Why are the Manhattan schools fairing so well? The answer can possibly be found in the story of gentrification coupled with a culture of motivated parents. There are many Christians who have moved into New York City and enrolled their children into public school. However, because of gentrification, these schools are essentially not much different than the public schools in class differentiated suburbs in cities like Atlanta or Nashville. What we are beginning to see in Manhattan public schools affected by gentrification is the suburbanization of city schools. Manhattan public schools are where the middle-class send their kids to school because they cannot afford New York’s elite private schools.

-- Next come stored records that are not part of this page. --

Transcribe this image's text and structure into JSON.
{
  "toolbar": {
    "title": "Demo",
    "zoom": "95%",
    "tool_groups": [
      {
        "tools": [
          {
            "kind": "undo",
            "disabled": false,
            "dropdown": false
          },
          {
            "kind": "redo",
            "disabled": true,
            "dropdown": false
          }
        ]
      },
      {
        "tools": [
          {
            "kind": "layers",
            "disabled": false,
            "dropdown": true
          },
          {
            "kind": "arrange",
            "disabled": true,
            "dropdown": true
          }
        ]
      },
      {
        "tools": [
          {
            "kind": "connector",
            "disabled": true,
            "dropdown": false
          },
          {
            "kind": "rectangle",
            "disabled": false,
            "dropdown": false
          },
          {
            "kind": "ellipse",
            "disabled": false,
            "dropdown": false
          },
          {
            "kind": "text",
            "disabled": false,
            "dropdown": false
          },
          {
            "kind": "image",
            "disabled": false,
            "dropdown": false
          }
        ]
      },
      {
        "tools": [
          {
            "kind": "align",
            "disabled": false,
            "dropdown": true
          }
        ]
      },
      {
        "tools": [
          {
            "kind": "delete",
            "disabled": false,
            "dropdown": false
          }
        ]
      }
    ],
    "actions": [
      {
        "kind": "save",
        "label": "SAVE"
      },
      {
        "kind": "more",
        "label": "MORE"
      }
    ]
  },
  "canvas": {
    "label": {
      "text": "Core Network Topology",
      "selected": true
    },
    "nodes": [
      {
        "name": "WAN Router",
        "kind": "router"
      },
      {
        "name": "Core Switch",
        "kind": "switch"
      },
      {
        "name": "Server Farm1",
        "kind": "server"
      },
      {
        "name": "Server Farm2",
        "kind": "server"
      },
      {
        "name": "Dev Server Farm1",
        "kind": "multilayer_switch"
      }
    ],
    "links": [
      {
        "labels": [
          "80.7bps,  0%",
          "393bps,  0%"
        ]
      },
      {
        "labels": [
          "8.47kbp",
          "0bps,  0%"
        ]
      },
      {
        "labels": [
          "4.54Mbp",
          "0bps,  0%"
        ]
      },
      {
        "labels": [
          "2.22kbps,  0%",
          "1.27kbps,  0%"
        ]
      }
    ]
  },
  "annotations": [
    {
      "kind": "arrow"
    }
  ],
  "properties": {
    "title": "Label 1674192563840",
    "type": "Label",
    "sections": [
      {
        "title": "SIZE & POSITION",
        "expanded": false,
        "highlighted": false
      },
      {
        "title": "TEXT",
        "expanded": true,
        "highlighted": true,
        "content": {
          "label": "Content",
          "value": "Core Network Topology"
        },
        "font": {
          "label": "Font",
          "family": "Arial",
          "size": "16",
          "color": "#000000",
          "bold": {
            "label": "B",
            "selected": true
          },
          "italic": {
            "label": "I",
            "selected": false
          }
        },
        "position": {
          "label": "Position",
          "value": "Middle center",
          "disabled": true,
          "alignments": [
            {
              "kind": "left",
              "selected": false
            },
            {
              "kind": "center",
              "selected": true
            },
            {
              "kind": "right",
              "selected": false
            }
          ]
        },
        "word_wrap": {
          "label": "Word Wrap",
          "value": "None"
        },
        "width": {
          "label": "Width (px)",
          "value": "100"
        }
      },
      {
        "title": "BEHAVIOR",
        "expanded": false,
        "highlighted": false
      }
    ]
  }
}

The same cultural norms of the suburban parents of the 1980s have an ever-increasing presence in the gentrified areas of New York’s Manhattan borough.
Meanwhile, as the data indicates, for the areas outside of Manhattan where low-income minorities are increasingly segregating, the schools are imploding. So, where are the education alternatives for low-income families? How can Christians truly seek the peace of the city and not be committed to providing education alternatives for kids who are trapped in schools that are failing them?
Granted, there have been some churches over the years that understand this. For example, Tenth Presbyterian Church in Philadelphia was key in founding City Center Academy to provide more options for parents in the city who wanted a better education than the public schools were providing. Friendly Temple Missionary Baptist Church recently launched a daycare and pre-K school to serve the city of St. Louis. In Grand Rapids, MI, a small group of Christians moved to a low-income area after 6 years of seeing the academic, emotional, and spiritual needs of the children. They worked to organize a Christian school and named it “The Potter’s House.” Because children are made in the image and likeness of God, these young adults realized that these children “needed a safe place to grow and to flourish academically and spiritually.” Churches are needed to morally form families and schools, and quality Christian schools are needed to serve the city by providing good moral instruction and educational excellence to the city’s kids.
In the end, we can’t seek the peace of the city unless we address more and more of the aspects of human flourishing and an important one is education. What New York City is desperate for are Christians who are thinking “missionally” enough about making a contribution to the common good that they are willing to start schools like The Potter’s House all over the Bronx, Brooklyn, Queens and the remaining sections of Manhattan where kids in the city can flourish academically and spiritually. These neighborhoods need churches and schools.